to the supermarket and the office.
the course of 1980s Valencia was under a largely left-wing government,
until in 1991 it swang to favour the right. The conservative government
has been in power ever since, to the present day.
Valencia has entered the 3rd Millenium with full colours, having undergone
another explosive thrust of modernisation, truly turning it into a vibrant
and dynamic XXI century European city over the last 10-15 years. Many
locals will say that 10 years ago you wouldn't have recognised Valencia.
The economy has been steadily rising, mainly due to an expansion in services
and infranstructure, commercial tourism (Valencia is one of the main European
locations for trade fairs and conferences, plus it has an economically
very dynamic coast) and a big bang in construction which has created a
massive property market and attracted much investment. This construction
craze (still very far from the end) has also expanded Valencia territorially
- the city has grown much and the population has now reached 1 million.
Although the agriculture in the countryside is still strong, Valencia
of XXI century is less about that or the industry, and more a major serrvice
provider and a facilitator of international commerce (not to forget that
Valencia has the second largest commercial port in Europe). In addition,
Valencia has shown a spectacular performance as a tourist destination,
with 10 years unbroken growth. Valencia of today has got quite wealthy
and puts a lot of that money into further improvement of public services,
cultural events and projects (more and more international), and a face-lift
to the historical parts of the city, as well as spectacular new projects,
such as City of Arts and Sciences. This is all reminicent of the end of
the XV century Valencia - the Golden
Yet through all this cyber-age development, Valencia has not simply painted
over its past - it conserved all its traditions intact, and its cultural
identity is still present everywhere.
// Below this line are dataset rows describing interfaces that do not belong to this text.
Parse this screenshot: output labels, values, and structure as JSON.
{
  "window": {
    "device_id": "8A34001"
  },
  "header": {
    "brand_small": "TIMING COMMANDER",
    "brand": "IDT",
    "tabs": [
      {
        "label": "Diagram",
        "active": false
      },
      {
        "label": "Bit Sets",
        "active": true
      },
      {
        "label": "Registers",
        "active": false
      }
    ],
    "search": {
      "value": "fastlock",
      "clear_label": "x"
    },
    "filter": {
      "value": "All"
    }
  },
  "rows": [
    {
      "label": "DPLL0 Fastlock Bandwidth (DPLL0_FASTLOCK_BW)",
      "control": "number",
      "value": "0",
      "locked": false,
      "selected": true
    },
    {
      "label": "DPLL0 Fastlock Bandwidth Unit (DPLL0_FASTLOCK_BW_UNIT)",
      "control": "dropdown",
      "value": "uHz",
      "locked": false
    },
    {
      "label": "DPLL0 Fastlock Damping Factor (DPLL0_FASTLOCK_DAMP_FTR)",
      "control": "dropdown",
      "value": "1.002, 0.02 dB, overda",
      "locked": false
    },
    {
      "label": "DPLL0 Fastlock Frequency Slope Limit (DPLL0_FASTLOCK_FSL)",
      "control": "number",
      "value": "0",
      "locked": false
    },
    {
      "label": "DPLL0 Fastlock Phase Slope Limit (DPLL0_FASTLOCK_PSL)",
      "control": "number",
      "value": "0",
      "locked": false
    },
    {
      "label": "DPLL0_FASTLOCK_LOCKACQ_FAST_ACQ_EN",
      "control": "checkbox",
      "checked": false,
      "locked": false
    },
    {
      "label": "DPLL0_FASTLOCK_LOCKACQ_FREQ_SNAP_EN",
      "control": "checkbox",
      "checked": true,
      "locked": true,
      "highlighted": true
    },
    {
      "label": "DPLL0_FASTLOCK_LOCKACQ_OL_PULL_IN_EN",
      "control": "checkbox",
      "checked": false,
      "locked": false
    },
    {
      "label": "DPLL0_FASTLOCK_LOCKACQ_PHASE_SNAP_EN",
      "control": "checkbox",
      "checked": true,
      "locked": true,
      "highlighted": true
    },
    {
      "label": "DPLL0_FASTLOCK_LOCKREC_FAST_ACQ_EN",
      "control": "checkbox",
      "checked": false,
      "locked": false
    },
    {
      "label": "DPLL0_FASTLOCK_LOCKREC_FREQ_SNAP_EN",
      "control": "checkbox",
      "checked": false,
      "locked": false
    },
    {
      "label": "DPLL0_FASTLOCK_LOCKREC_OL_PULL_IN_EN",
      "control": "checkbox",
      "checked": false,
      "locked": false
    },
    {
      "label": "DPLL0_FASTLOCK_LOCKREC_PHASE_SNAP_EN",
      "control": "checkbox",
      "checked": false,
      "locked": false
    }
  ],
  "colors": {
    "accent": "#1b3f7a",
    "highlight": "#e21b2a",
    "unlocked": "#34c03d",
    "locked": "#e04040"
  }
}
This is why they call it the city
of contrast - you see XXIII century projects side by side with a still
very lively and cared for XIII century church. Valencia is truly marching
into the future while remembering its past, and it gives this city unbeatable
charm as a mutli-purpose tourist destination for all tastes and fancies.